By THE PULSE NEWS MEXICO STAFF
Mexico’s lower house Chamber of Deputies pulled out all the stops when it came to spending in the second half of 2021, handing out untendered contracts right and left (well, maybe more left than right) for unbidded-on services and goods in an effort to use up its allocated annual budget.
During the second session of the 65th Legislature on Oct. 14, deputies voted to eliminate normal public bidding processes and issue direct contracts to specific suppliers for a total of 53.7 million pesos, disbursing resources from the 2021 Expenditure Budget and thus avoiding revenue residuals that would have to be returned to the Federal Treasury.
In total, the chamber authorized 14 untendered contracts, and the waiver to the tendering rule was endorsed by deputies from all parties, with the except of the Green Party (PVEM), according to a copy of the congressional minutes obtained by the daily newspaper Reforma.
One of the contracts that was authorized was with the Loragi Integral Architecture company for 8.5 million pesos for the rehabilitation and servicing of stairwells, ramps and platforms in congressional buildings A, B and H of the legislative precinct.
Another 8 million pesos were issued to three untendered providers to contract an alternate internet service in case of technical failures with Telmex.
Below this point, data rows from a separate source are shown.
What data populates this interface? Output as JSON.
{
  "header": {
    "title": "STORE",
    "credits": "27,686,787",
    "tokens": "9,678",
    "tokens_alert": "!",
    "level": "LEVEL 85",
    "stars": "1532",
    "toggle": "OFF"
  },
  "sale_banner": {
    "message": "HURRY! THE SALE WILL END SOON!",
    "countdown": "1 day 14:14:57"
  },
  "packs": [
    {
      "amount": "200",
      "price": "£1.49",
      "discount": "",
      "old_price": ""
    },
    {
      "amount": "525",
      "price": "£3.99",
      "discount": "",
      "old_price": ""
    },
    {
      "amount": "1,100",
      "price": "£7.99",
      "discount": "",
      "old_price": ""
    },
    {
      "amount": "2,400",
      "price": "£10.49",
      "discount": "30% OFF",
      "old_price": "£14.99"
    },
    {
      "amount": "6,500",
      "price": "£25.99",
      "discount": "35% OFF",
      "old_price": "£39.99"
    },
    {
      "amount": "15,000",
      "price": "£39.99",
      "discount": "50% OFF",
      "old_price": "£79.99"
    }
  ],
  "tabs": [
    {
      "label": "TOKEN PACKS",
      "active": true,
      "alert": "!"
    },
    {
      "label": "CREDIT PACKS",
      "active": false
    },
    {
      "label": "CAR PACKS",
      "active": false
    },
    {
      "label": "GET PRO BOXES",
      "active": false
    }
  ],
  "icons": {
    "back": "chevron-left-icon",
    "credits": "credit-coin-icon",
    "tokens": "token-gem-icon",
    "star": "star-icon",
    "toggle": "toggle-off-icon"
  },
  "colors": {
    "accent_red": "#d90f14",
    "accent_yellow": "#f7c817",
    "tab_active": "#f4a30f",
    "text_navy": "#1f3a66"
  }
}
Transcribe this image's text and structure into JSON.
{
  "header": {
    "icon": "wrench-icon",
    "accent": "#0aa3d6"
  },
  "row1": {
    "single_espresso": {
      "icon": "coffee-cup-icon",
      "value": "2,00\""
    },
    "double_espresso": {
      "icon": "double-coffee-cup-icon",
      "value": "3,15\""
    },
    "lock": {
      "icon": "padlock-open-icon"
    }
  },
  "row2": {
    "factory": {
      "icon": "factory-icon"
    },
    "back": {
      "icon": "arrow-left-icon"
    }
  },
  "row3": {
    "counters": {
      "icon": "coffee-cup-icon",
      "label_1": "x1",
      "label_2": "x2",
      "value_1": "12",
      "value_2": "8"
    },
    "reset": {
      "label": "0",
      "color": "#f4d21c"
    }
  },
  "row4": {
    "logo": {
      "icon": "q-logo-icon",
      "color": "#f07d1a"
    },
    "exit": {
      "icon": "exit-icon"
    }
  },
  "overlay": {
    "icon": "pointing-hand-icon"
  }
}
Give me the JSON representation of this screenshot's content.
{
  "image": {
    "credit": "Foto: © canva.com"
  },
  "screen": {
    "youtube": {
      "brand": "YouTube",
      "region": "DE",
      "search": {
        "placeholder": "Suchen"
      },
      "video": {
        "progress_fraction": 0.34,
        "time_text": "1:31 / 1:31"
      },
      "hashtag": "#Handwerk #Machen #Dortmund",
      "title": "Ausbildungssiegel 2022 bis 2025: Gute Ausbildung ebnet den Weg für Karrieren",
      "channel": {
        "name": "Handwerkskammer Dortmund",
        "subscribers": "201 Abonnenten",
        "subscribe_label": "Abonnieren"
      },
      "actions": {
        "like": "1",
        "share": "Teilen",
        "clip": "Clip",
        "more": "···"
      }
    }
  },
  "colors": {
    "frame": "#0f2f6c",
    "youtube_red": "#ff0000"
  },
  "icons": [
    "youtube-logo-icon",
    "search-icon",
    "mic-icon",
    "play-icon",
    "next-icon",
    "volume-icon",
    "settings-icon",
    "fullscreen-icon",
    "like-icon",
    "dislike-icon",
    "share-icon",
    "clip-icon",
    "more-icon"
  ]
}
Untendered contracts for up to 8 million pesos for document digitization and migration services were also approved.
Database license contracts for an amount of 5.2 million pesos were likewise distributed to untendered providers to purchase and renew institutional databases within the Chamber of Deputies.
Also by direct, untendered award, the purchase of new sound, audio and video equipment was approved by the deputies for a sum of 2.7 million pesos.
Meanwhile, during the same session, the so-called Fourth Transformation chamber — led by President Andrés Manuel López Obrador’s (AMLO) leftist National Regeneration Movement (Morena) party and allegedly committed to the concept of his “republican austerity” guidelines to cut excess spending and bloated bureaucratic salaries — voted to give its members an additional 53 million pesos a year in subsidies, with which their benefits now exceed one billion pesos annually.